Then I see it.

In the middle of the bed, between us, is my stinger.

But… it’s not on me. It’s just laying there. I feel my lower back. No sticky blood, just a flattish, jagged rough patch where my stinger used to be.

I let out a scream. Trisha wakes up and turns around. She sees my stinger. Then the horrified look on my face.

‘Sweetie, this is wonderful,’ she says. ‘Not only do you not have to make a decision about whether to keep your stinger or not, we’re finally rid of that… that inconvenience! I feel like we’ve made a huge jump forward!’
‘We have to go to the hospital.’
‘David, you’ll be fine. They said it wouldn’t get infected or need dressing. I mean, I don’t think it’ll get infected or need dressing.’

I pick up the stinger, tears in my eyes. ‘I’m going to get it reattached’. I say.
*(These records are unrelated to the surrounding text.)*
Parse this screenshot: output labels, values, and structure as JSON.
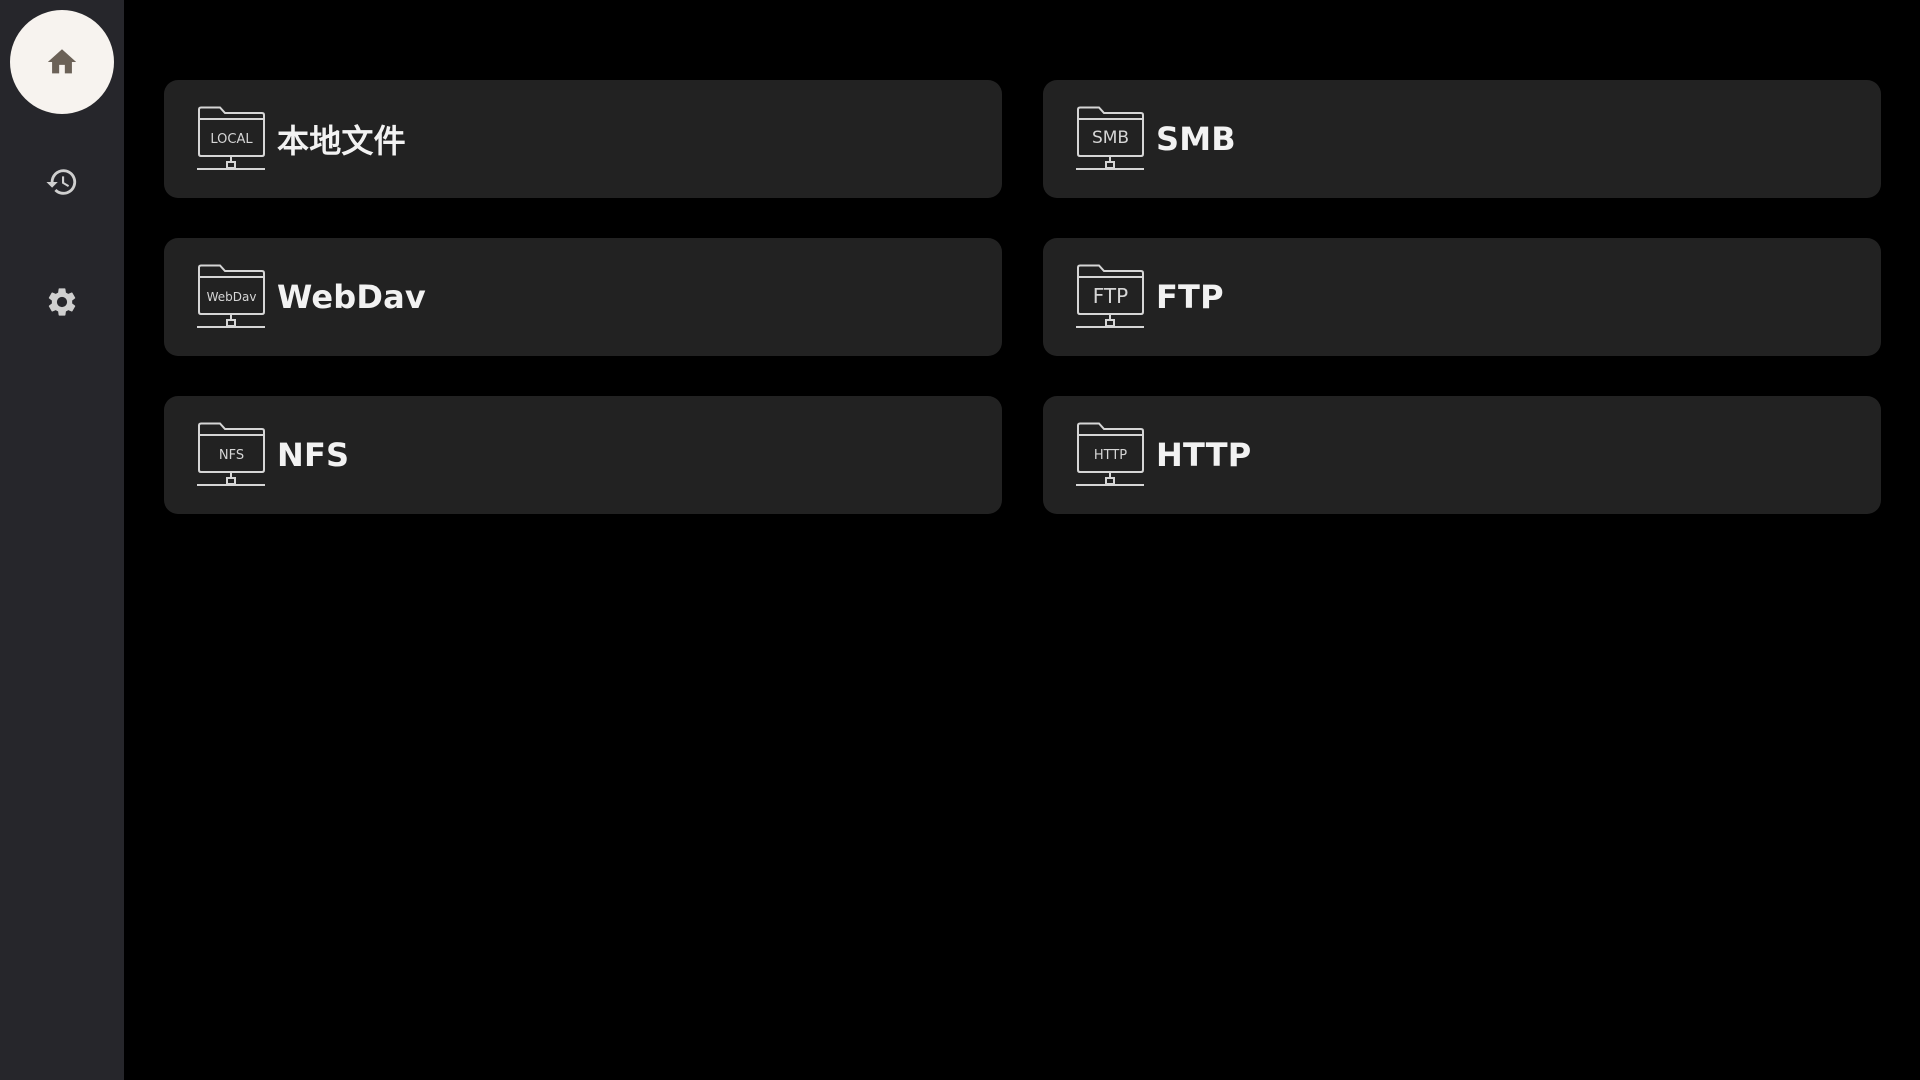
{
  "nav": {
    "items": [
      {
        "icon": "home-icon",
        "active": true
      },
      {
        "icon": "history-icon",
        "active": false
      },
      {
        "icon": "gear-icon",
        "active": false
      }
    ],
    "active_color": "#f7f3ef",
    "icon_color_active": "#6b6157",
    "icon_color": "#cfcfcf"
  },
  "sources": [
    {
      "label": "本地文件",
      "badge": "LOCAL"
    },
    {
      "label": "SMB",
      "badge": "SMB"
    },
    {
      "label": "WebDav",
      "badge": "WebDav"
    },
    {
      "label": "FTP",
      "badge": "FTP"
    },
    {
      "label": "NFS",
      "badge": "NFS"
    },
    {
      "label": "HTTP",
      "badge": "HTTP"
    }
  ]
}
For a moment, Trisha is silent.
‘No, no, David, no you’re not. Look, this is the best thing. You’re normal now, and I can look forward to my normal life with my normal husband. Think about it. No more stares. No more ripped sheets and clothes… no more walking around with a sock on your back when it’s laundry day and your sting guard’s in the wash.’ She gets up, staring down at me on the bed. I’m determinedly cradling my stinger. ‘This is all for the best. If you get that reattached, then you’re going to lose me.’ She starts to cry. Oh god, I hate when she cries. It makes me want to do anything to take away her pain.

I get out of bed and give her a hug.

Monday, November 19
Schedule Appointment for Stinger Reattachment (Keep stinger on ice)
And I couldn’t be happier.

# # #

1 comment:

Chris said...

I've been feeling that way as well about the impetus for personal change.....